Now for the bad news: unfortunately, there’s an odd engine vibration (rough spot?) that shows up when the engine is between 2300 and 2900 rpm. It’s at its worst at 2500, but smooths out nicely at 3000. Every Dyna I rode on the launch had the same rough spot, but it’s not a fuel delivery issue. At first, I thought the flywheel assembly was causing the problem and that H-D was using a different balancing factor in the lower end, but I was told that is not the case. The Touring models don’t have this odd vibration even though they use the exact same engine, so I don’t think it’s due to a mechanical issue. Just for the record, any Softail I rode didn’t have it either, but that’s not a surprise since the engine’s counterbalancers would nullify it if it was there. At this point, I’m at a loss as to the cause; I just know it’s there.

As for the primary system and transmission, clutch action was smooth and clean. The Cruise Drive six-speed is the same as it always is, doing its job with a clunk whenever you shift. It’s also hard to find neutral when the tranny is hot. These are definitely not major concerns, but they should be mentioned for those who have not used a Cruise Drive sixer and are used to the five-speed. The bike’s overall gearing was right on the money, and I always had plenty of power when I wanted it, be it blasting out of a turn or down a straightaway.
Bottom line: the Street Bob is a lot of fun to run. In fact, I hated every time I had to give up one of the Bobs during bike swap time and couldn’t find another one to ride. AIM

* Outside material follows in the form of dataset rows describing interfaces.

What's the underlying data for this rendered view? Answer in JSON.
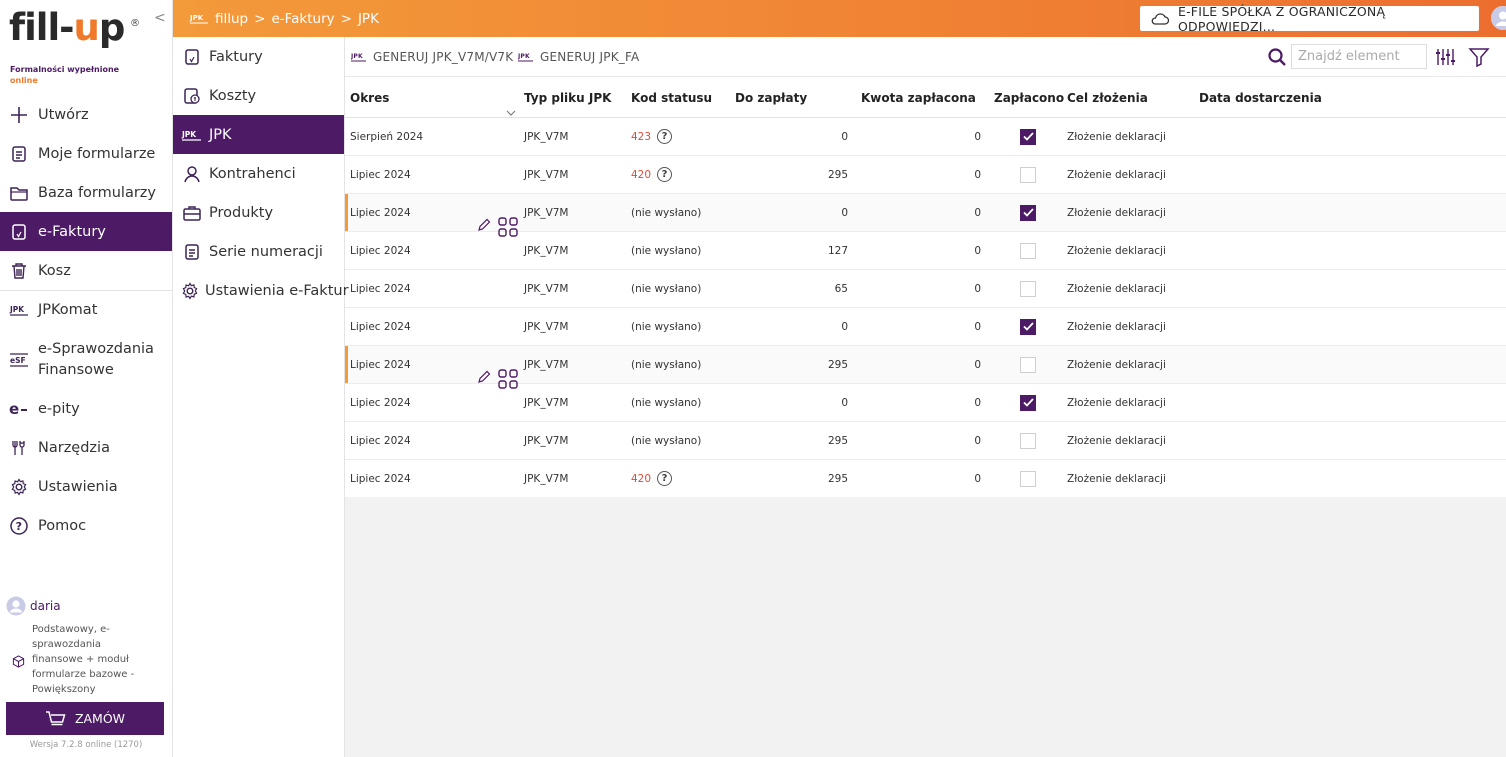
{
  "brand": {
    "logo_text_pre": "fill-",
    "logo_text_o": "u",
    "logo_text_post": "p",
    "reg": "®",
    "tagline_1": "Formalności wypełnione",
    "tagline_2": "online",
    "accent": "#f07a2a",
    "primary": "#4d1a66"
  },
  "collapse_label": "<",
  "sidebar": {
    "items": [
      {
        "label": "Utwórz",
        "icon": "plus-icon"
      },
      {
        "label": "Moje formularze",
        "icon": "document-icon"
      },
      {
        "label": "Baza formularzy",
        "icon": "folder-icon"
      },
      {
        "label": "e-Faktury",
        "icon": "invoice-icon",
        "active": true
      },
      {
        "label": "Kosz",
        "icon": "trash-icon"
      },
      {
        "label": "JPKomat",
        "icon": "jpk-icon"
      },
      {
        "label_1": "e-Sprawozdania",
        "label_2": "Finansowe",
        "icon": "esf-icon"
      },
      {
        "label": "e-pity",
        "icon": "epity-icon"
      },
      {
        "label": "Narzędzia",
        "icon": "tools-icon"
      },
      {
        "label": "Ustawienia",
        "icon": "gear-icon"
      },
      {
        "label": "Pomoc",
        "icon": "help-icon"
      }
    ]
  },
  "user": {
    "name": "daria",
    "plan": "Podstawowy, e-sprawozdania finansowe + moduł formularze bazowe - Powiększony"
  },
  "order_button": "ZAMÓW",
  "version": "Wersja 7.2.8 online (1270)",
  "topbar": {
    "crumbs": [
      "fillup",
      "e-Faktury",
      "JPK"
    ],
    "crumb_sep": ">",
    "company": "E-FILE SPÓŁKA Z OGRANICZONĄ ODPOWIEDZI..."
  },
  "submenu": [
    {
      "label": "Faktury",
      "icon": "invoice-icon"
    },
    {
      "label": "Koszty",
      "icon": "costs-icon"
    },
    {
      "label": "JPK",
      "icon": "jpk-icon",
      "active": true
    },
    {
      "label": "Kontrahenci",
      "icon": "person-icon"
    },
    {
      "label": "Produkty",
      "icon": "briefcase-icon"
    },
    {
      "label": "Serie numeracji",
      "icon": "document-icon"
    },
    {
      "label": "Ustawienia e-Faktur",
      "icon": "gear-icon"
    }
  ],
  "toolbar": {
    "gen_v7": "GENERUJ JPK_V7M/V7K",
    "gen_fa": "GENERUJ JPK_FA",
    "search_placeholder": "Znajdź element",
    "jpk_icon_label": "JPK"
  },
  "table": {
    "headers": {
      "okres": "Okres",
      "typ": "Typ pliku JPK",
      "kod": "Kod statusu",
      "do": "Do zapłaty",
      "kwota": "Kwota zapłacona",
      "zap": "Zapłacono",
      "cel": "Cel złożenia",
      "data": "Data dostarczenia"
    },
    "rows": [
      {
        "okres": "Sierpień 2024",
        "typ": "JPK_V7M",
        "kod": "423",
        "kod_err": true,
        "do": "0",
        "kwota": "0",
        "paid": true,
        "cel": "Złożenie deklaracji",
        "data": ""
      },
      {
        "okres": "Lipiec 2024",
        "typ": "JPK_V7M",
        "kod": "420",
        "kod_err": true,
        "do": "295",
        "kwota": "0",
        "paid": false,
        "cel": "Złożenie deklaracji",
        "data": ""
      },
      {
        "okres": "Lipiec 2024",
        "typ": "JPK_V7M",
        "kod": "(nie wysłano)",
        "kod_err": false,
        "do": "0",
        "kwota": "0",
        "paid": true,
        "cel": "Złożenie deklaracji",
        "data": "",
        "hover": true
      },
      {
        "okres": "Lipiec 2024",
        "typ": "JPK_V7M",
        "kod": "(nie wysłano)",
        "kod_err": false,
        "do": "127",
        "kwota": "0",
        "paid": false,
        "cel": "Złożenie deklaracji",
        "data": ""
      },
      {
        "okres": "Lipiec 2024",
        "typ": "JPK_V7M",
        "kod": "(nie wysłano)",
        "kod_err": false,
        "do": "65",
        "kwota": "0",
        "paid": false,
        "cel": "Złożenie deklaracji",
        "data": ""
      },
      {
        "okres": "Lipiec 2024",
        "typ": "JPK_V7M",
        "kod": "(nie wysłano)",
        "kod_err": false,
        "do": "0",
        "kwota": "0",
        "paid": true,
        "cel": "Złożenie deklaracji",
        "data": ""
      },
      {
        "okres": "Lipiec 2024",
        "typ": "JPK_V7M",
        "kod": "(nie wysłano)",
        "kod_err": false,
        "do": "295",
        "kwota": "0",
        "paid": false,
        "cel": "Złożenie deklaracji",
        "data": "",
        "hover": true
      },
      {
        "okres": "Lipiec 2024",
        "typ": "JPK_V7M",
        "kod": "(nie wysłano)",
        "kod_err": false,
        "do": "0",
        "kwota": "0",
        "paid": true,
        "cel": "Złożenie deklaracji",
        "data": ""
      },
      {
        "okres": "Lipiec 2024",
        "typ": "JPK_V7M",
        "kod": "(nie wysłano)",
        "kod_err": false,
        "do": "295",
        "kwota": "0",
        "paid": false,
        "cel": "Złożenie deklaracji",
        "data": ""
      },
      {
        "okres": "Lipiec 2024",
        "typ": "JPK_V7M",
        "kod": "420",
        "kod_err": true,
        "do": "295",
        "kwota": "0",
        "paid": false,
        "cel": "Złożenie deklaracji",
        "data": ""
      }
    ]
  }
}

Atory as printed in the December 2012 issue of American Iron Magazine.